But this is why I’m afraid a Pence presidency could be more harmful than a Trump presidency. Pence’s smile and respectful demeanor would tell more of the country, “Okay, all is alright in Republicanland — Republican politicians aren’t corrupt billionaires and millionaires launching a full-frontal attack on the US middle class (not to mention other countries).” Less of the population will think, “What the hell happened to the GOP? Republicans have darted off to a very corrupt, uncivilized, undemocratic, immature, dark, & dangerous place.”

I have no problem with efficient government, deregulation where it makes sense, privatization where private business can do it better, and a conservative approach to certain societal issues. But …

Putting the oil & gas industry in charge of protecting the public from oil & gas health hazards is insane.

Putting Wall Street in charge of protecting our economy from Wall Street is insane.

Putting a pharmaceuticals pawn in charge of protecting the country from Big Pharma abuses is insane.

Putting Betsy DeVos in charge of the Department of Education is insane.

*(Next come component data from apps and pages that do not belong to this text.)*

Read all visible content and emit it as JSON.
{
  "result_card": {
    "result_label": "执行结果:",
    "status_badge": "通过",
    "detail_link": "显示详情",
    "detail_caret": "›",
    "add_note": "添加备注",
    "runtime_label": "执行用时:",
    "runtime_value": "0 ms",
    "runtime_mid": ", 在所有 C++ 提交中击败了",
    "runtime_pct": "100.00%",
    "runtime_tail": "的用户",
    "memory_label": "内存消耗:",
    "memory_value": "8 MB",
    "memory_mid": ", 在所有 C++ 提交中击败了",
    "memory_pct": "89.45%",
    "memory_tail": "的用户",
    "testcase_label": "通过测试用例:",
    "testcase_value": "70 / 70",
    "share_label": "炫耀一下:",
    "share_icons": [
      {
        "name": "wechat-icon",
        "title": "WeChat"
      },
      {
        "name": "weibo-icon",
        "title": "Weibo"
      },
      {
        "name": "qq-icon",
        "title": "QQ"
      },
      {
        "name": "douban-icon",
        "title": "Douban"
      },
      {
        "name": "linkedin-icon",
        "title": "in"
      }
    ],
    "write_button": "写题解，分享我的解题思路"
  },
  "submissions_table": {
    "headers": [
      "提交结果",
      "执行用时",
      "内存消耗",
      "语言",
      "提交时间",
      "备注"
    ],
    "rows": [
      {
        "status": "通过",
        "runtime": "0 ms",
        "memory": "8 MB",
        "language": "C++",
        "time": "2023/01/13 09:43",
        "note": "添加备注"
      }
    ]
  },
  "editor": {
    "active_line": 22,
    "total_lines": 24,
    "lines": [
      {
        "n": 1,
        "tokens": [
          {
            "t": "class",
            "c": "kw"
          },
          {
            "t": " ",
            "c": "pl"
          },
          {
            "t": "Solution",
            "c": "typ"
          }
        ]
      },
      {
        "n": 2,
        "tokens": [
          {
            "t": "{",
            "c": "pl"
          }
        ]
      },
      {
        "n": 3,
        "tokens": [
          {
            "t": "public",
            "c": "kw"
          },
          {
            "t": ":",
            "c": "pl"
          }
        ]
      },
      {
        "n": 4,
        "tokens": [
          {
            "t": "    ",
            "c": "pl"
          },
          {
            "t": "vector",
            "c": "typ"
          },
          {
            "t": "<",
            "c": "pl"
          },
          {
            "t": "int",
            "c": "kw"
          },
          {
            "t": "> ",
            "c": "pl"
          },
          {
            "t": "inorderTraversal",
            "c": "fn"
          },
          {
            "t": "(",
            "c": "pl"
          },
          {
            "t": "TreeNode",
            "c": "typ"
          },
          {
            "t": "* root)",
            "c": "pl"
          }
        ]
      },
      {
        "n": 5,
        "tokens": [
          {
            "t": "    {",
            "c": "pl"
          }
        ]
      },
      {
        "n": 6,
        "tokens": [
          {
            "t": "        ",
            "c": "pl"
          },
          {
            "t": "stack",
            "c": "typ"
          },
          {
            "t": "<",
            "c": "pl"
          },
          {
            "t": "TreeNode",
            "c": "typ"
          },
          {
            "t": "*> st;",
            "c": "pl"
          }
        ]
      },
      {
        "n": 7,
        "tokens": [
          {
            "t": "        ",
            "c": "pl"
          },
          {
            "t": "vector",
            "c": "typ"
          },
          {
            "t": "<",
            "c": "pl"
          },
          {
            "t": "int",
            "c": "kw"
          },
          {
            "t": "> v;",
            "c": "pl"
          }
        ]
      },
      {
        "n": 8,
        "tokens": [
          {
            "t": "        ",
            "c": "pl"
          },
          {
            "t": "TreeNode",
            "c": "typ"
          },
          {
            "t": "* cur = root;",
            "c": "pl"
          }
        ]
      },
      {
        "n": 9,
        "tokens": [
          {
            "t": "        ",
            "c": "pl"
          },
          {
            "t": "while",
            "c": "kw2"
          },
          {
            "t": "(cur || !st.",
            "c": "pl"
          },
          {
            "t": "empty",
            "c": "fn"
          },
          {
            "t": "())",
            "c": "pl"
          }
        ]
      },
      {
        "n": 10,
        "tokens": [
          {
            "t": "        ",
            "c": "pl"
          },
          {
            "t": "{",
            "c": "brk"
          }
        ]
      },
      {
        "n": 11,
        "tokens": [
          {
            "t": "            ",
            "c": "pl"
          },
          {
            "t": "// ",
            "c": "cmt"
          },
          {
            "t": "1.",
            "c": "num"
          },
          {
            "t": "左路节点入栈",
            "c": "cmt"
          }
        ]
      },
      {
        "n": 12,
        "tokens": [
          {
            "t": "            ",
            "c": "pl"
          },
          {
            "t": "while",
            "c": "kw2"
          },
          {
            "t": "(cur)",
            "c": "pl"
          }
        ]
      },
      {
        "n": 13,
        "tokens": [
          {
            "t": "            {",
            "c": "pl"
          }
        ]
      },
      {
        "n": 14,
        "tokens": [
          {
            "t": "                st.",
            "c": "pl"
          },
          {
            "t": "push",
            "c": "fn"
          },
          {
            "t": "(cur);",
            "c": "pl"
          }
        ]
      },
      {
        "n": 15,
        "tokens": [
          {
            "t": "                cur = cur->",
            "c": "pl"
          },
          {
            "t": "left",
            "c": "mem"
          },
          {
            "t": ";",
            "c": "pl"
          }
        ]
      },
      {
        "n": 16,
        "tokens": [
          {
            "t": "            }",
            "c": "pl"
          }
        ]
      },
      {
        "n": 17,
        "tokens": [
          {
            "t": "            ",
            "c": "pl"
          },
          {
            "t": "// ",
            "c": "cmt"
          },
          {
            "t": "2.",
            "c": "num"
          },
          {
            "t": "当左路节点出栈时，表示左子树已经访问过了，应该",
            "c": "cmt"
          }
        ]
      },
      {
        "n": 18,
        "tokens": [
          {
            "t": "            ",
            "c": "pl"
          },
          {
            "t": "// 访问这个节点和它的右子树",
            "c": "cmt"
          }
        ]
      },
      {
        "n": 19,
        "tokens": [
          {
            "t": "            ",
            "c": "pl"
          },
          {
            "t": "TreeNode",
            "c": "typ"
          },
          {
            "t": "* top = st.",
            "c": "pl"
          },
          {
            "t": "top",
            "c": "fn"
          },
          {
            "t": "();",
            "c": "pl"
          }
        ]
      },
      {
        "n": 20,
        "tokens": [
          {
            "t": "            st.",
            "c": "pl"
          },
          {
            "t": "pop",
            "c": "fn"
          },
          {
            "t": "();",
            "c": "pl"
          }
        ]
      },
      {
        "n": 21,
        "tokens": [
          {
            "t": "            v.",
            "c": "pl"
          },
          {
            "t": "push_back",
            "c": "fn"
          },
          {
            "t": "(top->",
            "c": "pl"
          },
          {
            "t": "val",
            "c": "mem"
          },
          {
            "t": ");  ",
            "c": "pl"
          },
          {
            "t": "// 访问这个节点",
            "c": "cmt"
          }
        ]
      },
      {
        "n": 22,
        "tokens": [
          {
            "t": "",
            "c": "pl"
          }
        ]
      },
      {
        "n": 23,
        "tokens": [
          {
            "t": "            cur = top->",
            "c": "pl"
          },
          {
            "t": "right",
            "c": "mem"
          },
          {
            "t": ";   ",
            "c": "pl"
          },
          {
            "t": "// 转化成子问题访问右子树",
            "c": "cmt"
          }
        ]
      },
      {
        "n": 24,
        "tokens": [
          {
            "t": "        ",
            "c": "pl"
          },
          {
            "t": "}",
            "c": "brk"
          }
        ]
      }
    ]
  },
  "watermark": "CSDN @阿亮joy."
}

Putting a totally unqualified person (a neurosurgeon) in charge of the Department of Housing and Urban Development (seemingly as a cynically racist joke) is insane.

Putting someone in charge of our public lands who wants to give our public lands to private industry is insane.

Donald Trump makes that insanity more obvious.

Mike Pence would sugar coat it and may make the majority think that it’s okay for corporations to abuse the public and risk societal collapse.

I’m afraid to say that I think Mike Pence would be more dangerous as president than Donald Trump, since he probably wouldn’t stimulate nearly the societal backlash and political involvement, but would do similar damage, including when it comes to energy and the climate. I’m also afraid to say that I think Pence will become president in the coming year or two.

Nonetheless, with all of the Pence concerns on the table, what is the effect of the widespread fear, hate, civil collapse, and attacks on democracy that Trump is producing on a practically daily basis via his Twitter megaphone, his nonsensical press conferences, and his spokespeople’s lies and misleading interviews in the mass media? One can only wonder…

*I’m pretty sure any consumption is overconsumption.

Have a tip for CleanTechnica? Want to advertise? Want to suggest a guest for our CleanTech Talk podcast? Contact us here.

Latest CleanTechnica TV Video

I don't like paywalls. You don't like paywalls. Who likes paywalls? Here at CleanTechnica, we implemented a limited paywall for a while, but it always felt wrong — and it was always tough to decide what we should put behind there. In theory, your most exclusive and best content goes behind a paywall. But then fewer people read it!! So, we've decided to completely nix paywalls here at CleanTechnica. But...
Like other media companies, we need reader support! If you support us, please chip in a bit monthly to help our team write, edit, and publish 15 cleantech stories a day!
Thank you!

CleanTechnica uses affiliate links. See our policy here.

Zachary Shahan

Zach is tryin' to help society help itself one word at a time. He spends most of his time here on CleanTechnica as its director, chief editor, and CEO. Zach is recognized globally as an electric vehicle, solar energy, and energy storage expert. He has presented about cleantech at conferences in India, the UAE, Ukraine, Poland, Germany, the Netherlands, the USA, Canada, and Curaçao. Zach has long-term investments in Tesla [TSLA], NIO [NIO], Xpeng [XPEV], Ford [F], ChargePoint [CHPT], Amazon [AMZN], Piedmont Lithium [PLL], Lithium Americas [LAC], Albemarle Corporation [ALB], Nouveau Monde Graphite [NMGRF], Talon Metals [TLOFF], Arclight Clean Transition Corp [ACTC], and Starbucks [SBUX]. But he does not offer (explicitly or implicitly) investment advice of any sort.

Zachary Shahan has 7286 posts and counting. See all posts by Zachary Shahan